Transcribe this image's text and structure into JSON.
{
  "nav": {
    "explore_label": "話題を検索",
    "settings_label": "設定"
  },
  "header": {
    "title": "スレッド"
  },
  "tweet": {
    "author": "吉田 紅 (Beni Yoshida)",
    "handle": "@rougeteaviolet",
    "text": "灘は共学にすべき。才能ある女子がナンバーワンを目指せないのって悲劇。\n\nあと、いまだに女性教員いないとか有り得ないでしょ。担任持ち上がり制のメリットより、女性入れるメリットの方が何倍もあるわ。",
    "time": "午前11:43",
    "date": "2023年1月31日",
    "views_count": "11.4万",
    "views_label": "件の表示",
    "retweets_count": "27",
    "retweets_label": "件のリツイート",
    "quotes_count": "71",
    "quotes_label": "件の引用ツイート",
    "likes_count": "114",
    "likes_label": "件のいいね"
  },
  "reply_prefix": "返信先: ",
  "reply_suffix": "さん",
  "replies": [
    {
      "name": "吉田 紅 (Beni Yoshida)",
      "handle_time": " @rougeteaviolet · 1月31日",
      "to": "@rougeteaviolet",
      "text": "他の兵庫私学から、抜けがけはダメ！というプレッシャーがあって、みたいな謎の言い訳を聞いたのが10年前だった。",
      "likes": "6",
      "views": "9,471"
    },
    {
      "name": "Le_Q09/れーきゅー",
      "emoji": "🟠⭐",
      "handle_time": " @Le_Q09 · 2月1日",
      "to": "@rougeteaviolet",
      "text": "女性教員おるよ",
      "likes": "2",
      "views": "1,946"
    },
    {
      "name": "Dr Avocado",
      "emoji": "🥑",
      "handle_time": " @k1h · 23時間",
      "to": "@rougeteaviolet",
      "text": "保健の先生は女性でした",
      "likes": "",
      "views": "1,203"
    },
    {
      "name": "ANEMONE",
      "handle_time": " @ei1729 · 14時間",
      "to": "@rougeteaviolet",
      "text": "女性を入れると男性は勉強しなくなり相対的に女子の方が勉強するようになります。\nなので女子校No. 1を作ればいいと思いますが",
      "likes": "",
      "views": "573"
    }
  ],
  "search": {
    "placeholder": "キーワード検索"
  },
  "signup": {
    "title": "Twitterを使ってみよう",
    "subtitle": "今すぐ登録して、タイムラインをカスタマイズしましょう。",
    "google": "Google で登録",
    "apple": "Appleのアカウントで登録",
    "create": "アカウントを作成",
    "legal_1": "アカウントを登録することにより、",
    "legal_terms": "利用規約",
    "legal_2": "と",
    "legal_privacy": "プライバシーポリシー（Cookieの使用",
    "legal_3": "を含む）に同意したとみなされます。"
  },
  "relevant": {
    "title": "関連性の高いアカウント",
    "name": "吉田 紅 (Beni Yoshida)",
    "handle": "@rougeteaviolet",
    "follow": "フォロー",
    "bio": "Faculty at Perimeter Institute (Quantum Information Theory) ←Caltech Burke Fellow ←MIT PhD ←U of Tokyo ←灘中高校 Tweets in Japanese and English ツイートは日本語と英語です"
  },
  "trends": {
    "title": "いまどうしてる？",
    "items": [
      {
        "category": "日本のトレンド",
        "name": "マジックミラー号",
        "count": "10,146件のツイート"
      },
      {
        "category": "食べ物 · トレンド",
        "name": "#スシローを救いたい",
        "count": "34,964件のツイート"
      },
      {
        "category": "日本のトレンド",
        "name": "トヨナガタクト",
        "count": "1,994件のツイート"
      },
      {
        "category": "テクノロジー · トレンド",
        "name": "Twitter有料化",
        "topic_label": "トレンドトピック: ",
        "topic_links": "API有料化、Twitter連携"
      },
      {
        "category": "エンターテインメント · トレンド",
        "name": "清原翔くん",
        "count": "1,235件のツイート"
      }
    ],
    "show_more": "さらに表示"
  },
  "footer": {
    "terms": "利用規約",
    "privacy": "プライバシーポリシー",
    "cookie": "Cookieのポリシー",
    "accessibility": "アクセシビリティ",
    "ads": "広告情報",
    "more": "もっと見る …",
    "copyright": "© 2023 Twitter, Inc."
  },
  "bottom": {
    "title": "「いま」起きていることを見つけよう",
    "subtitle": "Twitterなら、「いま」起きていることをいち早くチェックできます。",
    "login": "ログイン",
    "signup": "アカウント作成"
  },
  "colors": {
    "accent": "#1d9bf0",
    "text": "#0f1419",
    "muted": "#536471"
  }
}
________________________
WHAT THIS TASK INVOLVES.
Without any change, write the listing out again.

ANSWER FOR THIS EXERCISE.
Transcribe this image's text and structure into JSON.
{
  "nav": {
    "explore_label": "話題を検索",
    "settings_label": "設定"
  },
  "header": {
    "title": "スレッド"
  },
  "tweet": {
    "author": "吉田 紅 (Beni Yoshida)",
    "handle": "@rougeteaviolet",
    "text": "灘は共学にすべき。才能ある女子がナンバーワンを目指せないのって悲劇。\n\nあと、いまだに女性教員いないとか有り得ないでしょ。担任持ち上がり制のメリットより、女性入れるメリットの方が何倍もあるわ。",
    "time": "午前11:43",
    "date": "2023年1月31日",
    "views_count": "11.4万",
    "views_label": "件の表示",
    "retweets_count": "27",
    "retweets_label": "件のリツイート",
    "quotes_count": "71",
    "quotes_label": "件の引用ツイート",
    "likes_count": "114",
    "likes_label": "件のいいね"
  },
  "reply_prefix": "返信先: ",
  "reply_suffix": "さん",
  "replies": [
    {
      "name": "吉田 紅 (Beni Yoshida)",
      "handle_time": " @rougeteaviolet · 1月31日",
      "to": "@rougeteaviolet",
      "text": "他の兵庫私学から、抜けがけはダメ！というプレッシャーがあって、みたいな謎の言い訳を聞いたのが10年前だった。",
      "likes": "6",
      "views": "9,471"
    },
    {
      "name": "Le_Q09/れーきゅー",
      "emoji": "🟠⭐",
      "handle_time": " @Le_Q09 · 2月1日",
      "to": "@rougeteaviolet",
      "text": "女性教員おるよ",
      "likes": "2",
      "views": "1,946"
    },
    {
      "name": "Dr Avocado",
      "emoji": "🥑",
      "handle_time": " @k1h · 23時間",
      "to": "@rougeteaviolet",
      "text": "保健の先生は女性でした",
      "likes": "",
      "views": "1,203"
    },
    {
      "name": "ANEMONE",
      "handle_time": " @ei1729 · 14時間",
      "to": "@rougeteaviolet",
      "text": "女性を入れると男性は勉強しなくなり相対的に女子の方が勉強するようになります。\nなので女子校No. 1を作ればいいと思いますが",
      "likes": "",
      "views": "573"
    }
  ],
  "search": {
    "placeholder": "キーワード検索"
  },
  "signup": {
    "title": "Twitterを使ってみよう",
    "subtitle": "今すぐ登録して、タイムラインをカスタマイズしましょう。",
    "google": "Google で登録",
    "apple": "Appleのアカウントで登録",
    "create": "アカウントを作成",
    "legal_1": "アカウントを登録することにより、",
    "legal_terms": "利用規約",
    "legal_2": "と",
    "legal_privacy": "プライバシーポリシー（Cookieの使用",
    "legal_3": "を含む）に同意したとみなされます。"
  },
  "relevant": {
    "title": "関連性の高いアカウント",
    "name": "吉田 紅 (Beni Yoshida)",
    "handle": "@rougeteaviolet",
    "follow": "フォロー",
    "bio": "Faculty at Perimeter Institute (Quantum Information Theory) ←Caltech Burke Fellow ←MIT PhD ←U of Tokyo ←灘中高校 Tweets in Japanese and English ツイートは日本語と英語です"
  },
  "trends": {
    "title": "いまどうしてる？",
    "items": [
      {
        "category": "日本のトレンド",
        "name": "マジックミラー号",
        "count": "10,146件のツイート"
      },
      {
        "category": "食べ物 · トレンド",
        "name": "#スシローを救いたい",
        "count": "34,964件のツイート"
      },
      {
        "category": "日本のトレンド",
        "name": "トヨナガタクト",
        "count": "1,994件のツイート"
      },
      {
        "category": "テクノロジー · トレンド",
        "name": "Twitter有料化",
        "topic_label": "トレンドトピック: ",
        "topic_links": "API有料化、Twitter連携"
      },
      {
        "category": "エンターテインメント · トレンド",
        "name": "清原翔くん",
        "count": "1,235件のツイート"
      }
    ],
    "show_more": "さらに表示"
  },
  "footer": {
    "terms": "利用規約",
    "privacy": "プライバシーポリシー",
    "cookie": "Cookieのポリシー",
    "accessibility": "アクセシビリティ",
    "ads": "広告情報",
    "more": "もっと見る …",
    "copyright": "© 2023 Twitter, Inc."
  },
  "bottom": {
    "title": "「いま」起きていることを見つけよう",
    "subtitle": "Twitterなら、「いま」起きていることをいち早くチェックできます。",
    "login": "ログイン",
    "signup": "アカウント作成"
  },
  "colors": {
    "accent": "#1d9bf0",
    "text": "#0f1419",
    "muted": "#536471"
  }
}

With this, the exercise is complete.